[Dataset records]
=== Section Start ===
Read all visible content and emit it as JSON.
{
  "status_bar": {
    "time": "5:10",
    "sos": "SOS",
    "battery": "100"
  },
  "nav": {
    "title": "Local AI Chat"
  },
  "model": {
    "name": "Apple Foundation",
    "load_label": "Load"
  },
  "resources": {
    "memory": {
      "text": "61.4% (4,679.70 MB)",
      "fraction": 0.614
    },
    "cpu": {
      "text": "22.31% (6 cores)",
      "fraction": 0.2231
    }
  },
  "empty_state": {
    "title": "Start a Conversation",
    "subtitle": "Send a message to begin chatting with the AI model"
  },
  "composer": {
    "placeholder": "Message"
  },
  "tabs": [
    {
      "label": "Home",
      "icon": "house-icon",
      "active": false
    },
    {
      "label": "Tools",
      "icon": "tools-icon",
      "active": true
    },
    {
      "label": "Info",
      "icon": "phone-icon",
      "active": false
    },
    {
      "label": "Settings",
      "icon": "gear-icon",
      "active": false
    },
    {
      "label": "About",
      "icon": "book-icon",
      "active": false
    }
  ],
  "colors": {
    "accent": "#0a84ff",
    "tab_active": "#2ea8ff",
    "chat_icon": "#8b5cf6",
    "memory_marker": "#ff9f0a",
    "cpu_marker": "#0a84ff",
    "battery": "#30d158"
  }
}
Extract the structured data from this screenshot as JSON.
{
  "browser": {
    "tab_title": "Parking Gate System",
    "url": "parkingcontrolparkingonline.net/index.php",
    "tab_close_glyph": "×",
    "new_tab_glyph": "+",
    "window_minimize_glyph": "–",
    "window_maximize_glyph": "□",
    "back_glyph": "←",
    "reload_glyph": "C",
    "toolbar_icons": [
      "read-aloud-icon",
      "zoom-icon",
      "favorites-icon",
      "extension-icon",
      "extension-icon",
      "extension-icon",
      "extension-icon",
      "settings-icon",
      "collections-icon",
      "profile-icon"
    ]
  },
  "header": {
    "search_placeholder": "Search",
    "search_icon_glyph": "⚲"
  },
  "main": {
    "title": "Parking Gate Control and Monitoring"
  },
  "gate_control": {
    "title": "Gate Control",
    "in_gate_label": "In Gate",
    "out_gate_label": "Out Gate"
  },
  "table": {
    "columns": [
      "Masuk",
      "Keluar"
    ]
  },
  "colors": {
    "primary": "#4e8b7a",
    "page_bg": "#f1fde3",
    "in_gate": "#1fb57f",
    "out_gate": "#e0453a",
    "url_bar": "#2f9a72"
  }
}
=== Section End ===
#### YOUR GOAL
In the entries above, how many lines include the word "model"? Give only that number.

#### RESULT OF THIS EXERCISE
2